Exercise data section start

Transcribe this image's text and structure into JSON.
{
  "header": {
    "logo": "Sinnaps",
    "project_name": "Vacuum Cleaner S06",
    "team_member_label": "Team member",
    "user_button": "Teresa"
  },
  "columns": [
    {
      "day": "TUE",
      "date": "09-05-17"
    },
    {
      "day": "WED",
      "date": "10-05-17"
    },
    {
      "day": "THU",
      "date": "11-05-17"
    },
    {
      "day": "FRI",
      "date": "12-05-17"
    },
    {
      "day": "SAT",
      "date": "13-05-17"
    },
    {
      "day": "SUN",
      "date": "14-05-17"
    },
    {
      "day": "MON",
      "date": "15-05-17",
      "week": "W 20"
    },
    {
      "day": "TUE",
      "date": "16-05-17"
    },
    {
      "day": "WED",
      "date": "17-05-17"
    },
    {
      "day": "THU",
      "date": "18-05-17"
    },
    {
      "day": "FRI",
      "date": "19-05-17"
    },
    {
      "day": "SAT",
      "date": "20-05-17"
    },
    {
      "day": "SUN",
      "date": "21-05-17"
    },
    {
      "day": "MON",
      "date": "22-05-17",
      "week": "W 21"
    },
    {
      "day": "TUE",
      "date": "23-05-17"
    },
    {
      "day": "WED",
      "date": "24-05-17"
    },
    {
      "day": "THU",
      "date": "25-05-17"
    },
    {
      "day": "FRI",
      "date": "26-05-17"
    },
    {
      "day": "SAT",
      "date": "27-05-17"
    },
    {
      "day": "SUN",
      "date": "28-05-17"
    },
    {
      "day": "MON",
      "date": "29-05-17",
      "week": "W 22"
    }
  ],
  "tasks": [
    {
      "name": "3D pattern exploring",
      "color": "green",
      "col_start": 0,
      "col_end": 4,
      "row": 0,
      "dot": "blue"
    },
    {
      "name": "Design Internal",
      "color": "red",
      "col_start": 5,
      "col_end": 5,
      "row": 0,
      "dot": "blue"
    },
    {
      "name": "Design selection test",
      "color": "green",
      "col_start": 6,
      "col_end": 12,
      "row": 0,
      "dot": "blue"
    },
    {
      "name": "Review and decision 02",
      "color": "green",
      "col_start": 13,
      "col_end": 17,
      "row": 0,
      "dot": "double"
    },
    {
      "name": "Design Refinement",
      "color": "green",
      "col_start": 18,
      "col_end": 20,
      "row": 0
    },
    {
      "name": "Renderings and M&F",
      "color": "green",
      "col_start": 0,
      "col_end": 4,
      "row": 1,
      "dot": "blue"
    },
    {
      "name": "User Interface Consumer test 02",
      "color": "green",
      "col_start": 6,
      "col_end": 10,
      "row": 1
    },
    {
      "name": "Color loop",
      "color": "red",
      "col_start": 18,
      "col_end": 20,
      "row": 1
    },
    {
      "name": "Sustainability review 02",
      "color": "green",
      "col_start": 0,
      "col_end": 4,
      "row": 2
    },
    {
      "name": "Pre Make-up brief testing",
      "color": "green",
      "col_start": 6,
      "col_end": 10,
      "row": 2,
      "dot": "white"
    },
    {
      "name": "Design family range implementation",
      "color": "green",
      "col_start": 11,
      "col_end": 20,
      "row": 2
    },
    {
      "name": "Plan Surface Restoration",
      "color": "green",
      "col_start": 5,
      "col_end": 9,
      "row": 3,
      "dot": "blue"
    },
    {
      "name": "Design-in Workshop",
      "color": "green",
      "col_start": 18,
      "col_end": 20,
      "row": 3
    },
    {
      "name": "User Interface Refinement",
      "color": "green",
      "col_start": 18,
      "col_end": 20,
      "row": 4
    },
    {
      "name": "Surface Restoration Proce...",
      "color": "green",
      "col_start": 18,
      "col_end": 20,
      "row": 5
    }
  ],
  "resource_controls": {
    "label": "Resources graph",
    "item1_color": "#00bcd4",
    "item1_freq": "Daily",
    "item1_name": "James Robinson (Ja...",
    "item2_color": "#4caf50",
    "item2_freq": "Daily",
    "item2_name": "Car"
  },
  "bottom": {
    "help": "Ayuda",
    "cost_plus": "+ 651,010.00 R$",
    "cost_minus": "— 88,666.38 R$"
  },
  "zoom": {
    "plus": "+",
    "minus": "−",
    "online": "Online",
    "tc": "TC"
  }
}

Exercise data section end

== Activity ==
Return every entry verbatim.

== Solution to this exercise ==
Transcribe this image's text and structure into JSON.
{
  "header": {
    "logo": "Sinnaps",
    "project_name": "Vacuum Cleaner S06",
    "team_member_label": "Team member",
    "user_button": "Teresa"
  },
  "columns": [
    {
      "day": "TUE",
      "date": "09-05-17"
    },
    {
      "day": "WED",
      "date": "10-05-17"
    },
    {
      "day": "THU",
      "date": "11-05-17"
    },
    {
      "day": "FRI",
      "date": "12-05-17"
    },
    {
      "day": "SAT",
      "date": "13-05-17"
    },
    {
      "day": "SUN",
      "date": "14-05-17"
    },
    {
      "day": "MON",
      "date": "15-05-17",
      "week": "W 20"
    },
    {
      "day": "TUE",
      "date": "16-05-17"
    },
    {
      "day": "WED",
      "date": "17-05-17"
    },
    {
      "day": "THU",
      "date": "18-05-17"
    },
    {
      "day": "FRI",
      "date": "19-05-17"
    },
    {
      "day": "SAT",
      "date": "20-05-17"
    },
    {
      "day": "SUN",
      "date": "21-05-17"
    },
    {
      "day": "MON",
      "date": "22-05-17",
      "week": "W 21"
    },
    {
      "day": "TUE",
      "date": "23-05-17"
    },
    {
      "day": "WED",
      "date": "24-05-17"
    },
    {
      "day": "THU",
      "date": "25-05-17"
    },
    {
      "day": "FRI",
      "date": "26-05-17"
    },
    {
      "day": "SAT",
      "date": "27-05-17"
    },
    {
      "day": "SUN",
      "date": "28-05-17"
    },
    {
      "day": "MON",
      "date": "29-05-17",
      "week": "W 22"
    }
  ],
  "tasks": [
    {
      "name": "3D pattern exploring",
      "color": "green",
      "col_start": 0,
      "col_end": 4,
      "row": 0,
      "dot": "blue"
    },
    {
      "name": "Design Internal",
      "color": "red",
      "col_start": 5,
      "col_end": 5,
      "row": 0,
      "dot": "blue"
    },
    {
      "name": "Design selection test",
      "color": "green",
      "col_start": 6,
      "col_end": 12,
      "row": 0,
      "dot": "blue"
    },
    {
      "name": "Review and decision 02",
      "color": "green",
      "col_start": 13,
      "col_end": 17,
      "row": 0,
      "dot": "double"
    },
    {
      "name": "Design Refinement",
      "color": "green",
      "col_start": 18,
      "col_end": 20,
      "row": 0
    },
    {
      "name": "Renderings and M&F",
      "color": "green",
      "col_start": 0,
      "col_end": 4,
      "row": 1,
      "dot": "blue"
    },
    {
      "name": "User Interface Consumer test 02",
      "color": "green",
      "col_start": 6,
      "col_end": 10,
      "row": 1
    },
    {
      "name": "Color loop",
      "color": "red",
      "col_start": 18,
      "col_end": 20,
      "row": 1
    },
    {
      "name": "Sustainability review 02",
      "color": "green",
      "col_start": 0,
      "col_end": 4,
      "row": 2
    },
    {
      "name": "Pre Make-up brief testing",
      "color": "green",
      "col_start": 6,
      "col_end": 10,
      "row": 2,
      "dot": "white"
    },
    {
      "name": "Design family range implementation",
      "color": "green",
      "col_start": 11,
      "col_end": 20,
      "row": 2
    },
    {
      "name": "Plan Surface Restoration",
      "color": "green",
      "col_start": 5,
      "col_end": 9,
      "row": 3,
      "dot": "blue"
    },
    {
      "name": "Design-in Workshop",
      "color": "green",
      "col_start": 18,
      "col_end": 20,
      "row": 3
    },
    {
      "name": "User Interface Refinement",
      "color": "green",
      "col_start": 18,
      "col_end": 20,
      "row": 4
    },
    {
      "name": "Surface Restoration Proce...",
      "color": "green",
      "col_start": 18,
      "col_end": 20,
      "row": 5
    }
  ],
  "resource_controls": {
    "label": "Resources graph",
    "item1_color": "#00bcd4",
    "item1_freq": "Daily",
    "item1_name": "James Robinson (Ja...",
    "item2_color": "#4caf50",
    "item2_freq": "Daily",
    "item2_name": "Car"
  },
  "bottom": {
    "help": "Ayuda",
    "cost_plus": "+ 651,010.00 R$",
    "cost_minus": "— 88,666.38 R$"
  },
  "zoom": {
    "plus": "+",
    "minus": "−",
    "online": "Online",
    "tc": "TC"
  }
}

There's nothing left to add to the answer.